[THE RECORDS]
== Segment start ==
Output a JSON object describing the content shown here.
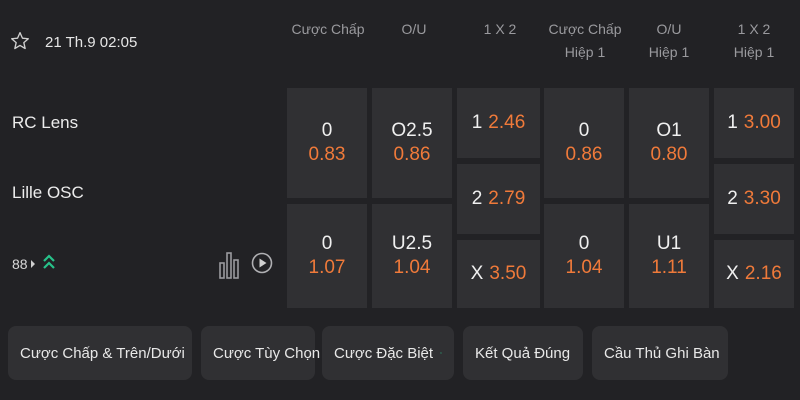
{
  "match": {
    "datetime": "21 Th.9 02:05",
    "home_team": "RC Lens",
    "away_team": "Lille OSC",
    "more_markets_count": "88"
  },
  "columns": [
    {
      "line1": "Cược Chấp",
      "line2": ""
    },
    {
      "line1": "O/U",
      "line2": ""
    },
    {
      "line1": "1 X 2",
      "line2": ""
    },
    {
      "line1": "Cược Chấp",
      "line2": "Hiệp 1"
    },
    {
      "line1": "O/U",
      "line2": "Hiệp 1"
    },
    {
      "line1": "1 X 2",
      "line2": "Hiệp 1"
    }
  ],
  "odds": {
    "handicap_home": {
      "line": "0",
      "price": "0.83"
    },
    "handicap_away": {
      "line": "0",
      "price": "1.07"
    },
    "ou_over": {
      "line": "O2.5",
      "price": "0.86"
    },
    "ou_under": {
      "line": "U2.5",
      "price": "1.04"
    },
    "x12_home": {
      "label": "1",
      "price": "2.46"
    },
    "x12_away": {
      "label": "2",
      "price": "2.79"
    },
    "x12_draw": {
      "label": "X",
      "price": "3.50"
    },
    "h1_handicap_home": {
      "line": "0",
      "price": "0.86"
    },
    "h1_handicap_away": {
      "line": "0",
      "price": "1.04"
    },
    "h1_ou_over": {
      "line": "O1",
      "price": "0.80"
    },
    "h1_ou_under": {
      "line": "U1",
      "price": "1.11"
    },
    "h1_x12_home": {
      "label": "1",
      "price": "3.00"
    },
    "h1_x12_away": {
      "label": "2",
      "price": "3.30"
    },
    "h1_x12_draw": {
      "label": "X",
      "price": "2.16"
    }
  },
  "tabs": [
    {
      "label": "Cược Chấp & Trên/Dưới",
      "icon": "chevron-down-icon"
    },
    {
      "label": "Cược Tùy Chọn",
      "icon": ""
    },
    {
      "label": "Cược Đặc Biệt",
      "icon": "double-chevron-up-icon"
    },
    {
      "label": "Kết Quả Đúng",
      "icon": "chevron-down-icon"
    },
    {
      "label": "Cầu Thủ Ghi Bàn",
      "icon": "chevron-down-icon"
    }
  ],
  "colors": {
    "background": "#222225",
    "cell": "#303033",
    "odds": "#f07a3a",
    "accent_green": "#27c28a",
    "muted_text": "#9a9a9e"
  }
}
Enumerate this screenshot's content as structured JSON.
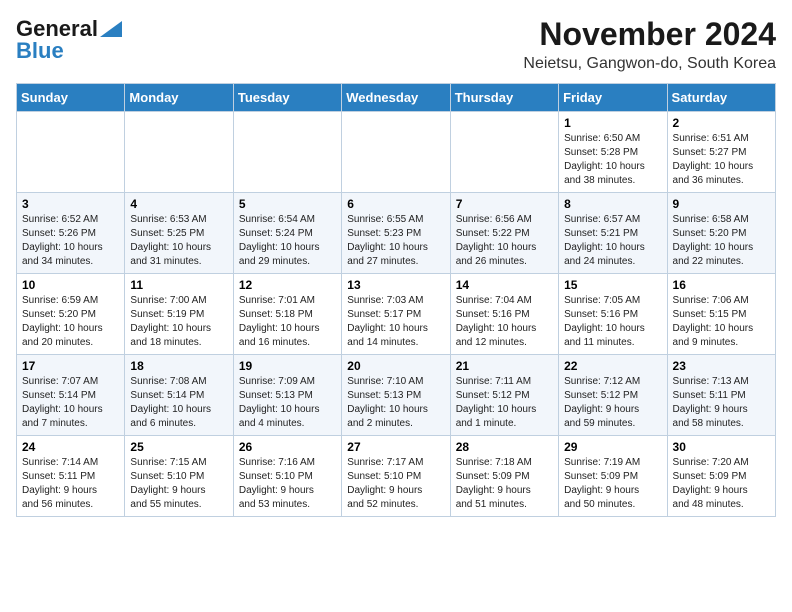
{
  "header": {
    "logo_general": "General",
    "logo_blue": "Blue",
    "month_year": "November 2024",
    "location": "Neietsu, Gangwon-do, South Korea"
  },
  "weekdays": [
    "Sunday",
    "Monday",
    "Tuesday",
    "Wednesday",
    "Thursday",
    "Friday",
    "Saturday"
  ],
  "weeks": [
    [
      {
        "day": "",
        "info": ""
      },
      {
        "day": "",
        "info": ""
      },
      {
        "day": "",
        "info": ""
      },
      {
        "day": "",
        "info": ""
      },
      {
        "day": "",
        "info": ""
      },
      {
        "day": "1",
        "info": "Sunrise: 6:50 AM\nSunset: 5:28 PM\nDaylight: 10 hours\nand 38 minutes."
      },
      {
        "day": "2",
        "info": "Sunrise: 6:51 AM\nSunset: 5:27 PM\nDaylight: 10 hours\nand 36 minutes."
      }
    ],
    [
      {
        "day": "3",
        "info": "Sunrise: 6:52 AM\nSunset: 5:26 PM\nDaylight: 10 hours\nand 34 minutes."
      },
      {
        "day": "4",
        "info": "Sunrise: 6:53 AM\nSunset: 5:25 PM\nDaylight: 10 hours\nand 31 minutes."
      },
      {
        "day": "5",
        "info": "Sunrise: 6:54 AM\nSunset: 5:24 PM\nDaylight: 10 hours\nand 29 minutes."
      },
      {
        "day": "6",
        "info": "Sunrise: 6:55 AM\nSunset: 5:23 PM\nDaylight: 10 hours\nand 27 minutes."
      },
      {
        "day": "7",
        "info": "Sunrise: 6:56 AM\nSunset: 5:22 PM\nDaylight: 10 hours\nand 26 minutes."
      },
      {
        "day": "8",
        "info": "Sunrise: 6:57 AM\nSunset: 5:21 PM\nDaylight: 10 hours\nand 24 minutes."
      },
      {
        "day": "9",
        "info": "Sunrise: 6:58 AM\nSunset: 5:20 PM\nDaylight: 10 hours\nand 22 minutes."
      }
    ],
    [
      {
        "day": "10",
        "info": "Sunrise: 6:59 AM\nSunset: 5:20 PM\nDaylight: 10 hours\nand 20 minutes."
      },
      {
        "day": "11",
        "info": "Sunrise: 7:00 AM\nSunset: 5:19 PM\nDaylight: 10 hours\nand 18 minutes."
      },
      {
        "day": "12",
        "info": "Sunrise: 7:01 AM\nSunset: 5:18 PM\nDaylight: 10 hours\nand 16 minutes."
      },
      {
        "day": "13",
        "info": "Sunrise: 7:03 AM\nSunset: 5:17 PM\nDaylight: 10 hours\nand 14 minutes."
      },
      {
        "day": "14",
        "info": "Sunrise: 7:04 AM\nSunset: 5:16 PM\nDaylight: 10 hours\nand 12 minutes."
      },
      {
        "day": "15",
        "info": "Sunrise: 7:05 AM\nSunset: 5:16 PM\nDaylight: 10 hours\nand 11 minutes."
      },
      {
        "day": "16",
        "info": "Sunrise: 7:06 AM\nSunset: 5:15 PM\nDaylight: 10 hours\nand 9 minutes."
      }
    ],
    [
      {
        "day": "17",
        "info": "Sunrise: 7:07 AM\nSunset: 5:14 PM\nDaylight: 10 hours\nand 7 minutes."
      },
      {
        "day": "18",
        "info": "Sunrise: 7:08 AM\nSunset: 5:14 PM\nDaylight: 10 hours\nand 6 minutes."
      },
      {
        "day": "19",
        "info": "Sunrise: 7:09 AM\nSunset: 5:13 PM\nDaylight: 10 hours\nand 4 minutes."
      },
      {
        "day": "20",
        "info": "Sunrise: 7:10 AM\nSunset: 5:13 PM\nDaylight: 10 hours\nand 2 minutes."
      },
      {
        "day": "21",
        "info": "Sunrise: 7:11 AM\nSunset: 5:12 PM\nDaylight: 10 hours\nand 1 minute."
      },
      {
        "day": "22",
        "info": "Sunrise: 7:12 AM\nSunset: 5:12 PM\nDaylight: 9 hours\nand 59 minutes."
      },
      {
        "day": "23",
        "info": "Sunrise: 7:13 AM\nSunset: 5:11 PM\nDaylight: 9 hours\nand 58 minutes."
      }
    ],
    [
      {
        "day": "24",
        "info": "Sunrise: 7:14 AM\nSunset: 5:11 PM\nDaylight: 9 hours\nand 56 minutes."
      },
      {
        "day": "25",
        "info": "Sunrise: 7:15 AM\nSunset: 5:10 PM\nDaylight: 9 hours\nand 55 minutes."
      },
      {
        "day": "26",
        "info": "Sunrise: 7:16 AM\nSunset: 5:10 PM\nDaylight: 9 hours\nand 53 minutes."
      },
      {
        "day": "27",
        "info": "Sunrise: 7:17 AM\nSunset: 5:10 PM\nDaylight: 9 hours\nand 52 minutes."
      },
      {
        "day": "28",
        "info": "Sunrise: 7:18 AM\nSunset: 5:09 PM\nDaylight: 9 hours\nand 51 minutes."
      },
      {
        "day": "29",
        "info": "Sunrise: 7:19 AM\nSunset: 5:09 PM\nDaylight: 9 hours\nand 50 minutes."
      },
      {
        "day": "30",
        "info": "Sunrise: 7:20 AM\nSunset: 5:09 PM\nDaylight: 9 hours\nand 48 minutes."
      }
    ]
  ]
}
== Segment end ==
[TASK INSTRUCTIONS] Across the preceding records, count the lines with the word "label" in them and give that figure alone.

[ANSWER TO THIS TASK] 11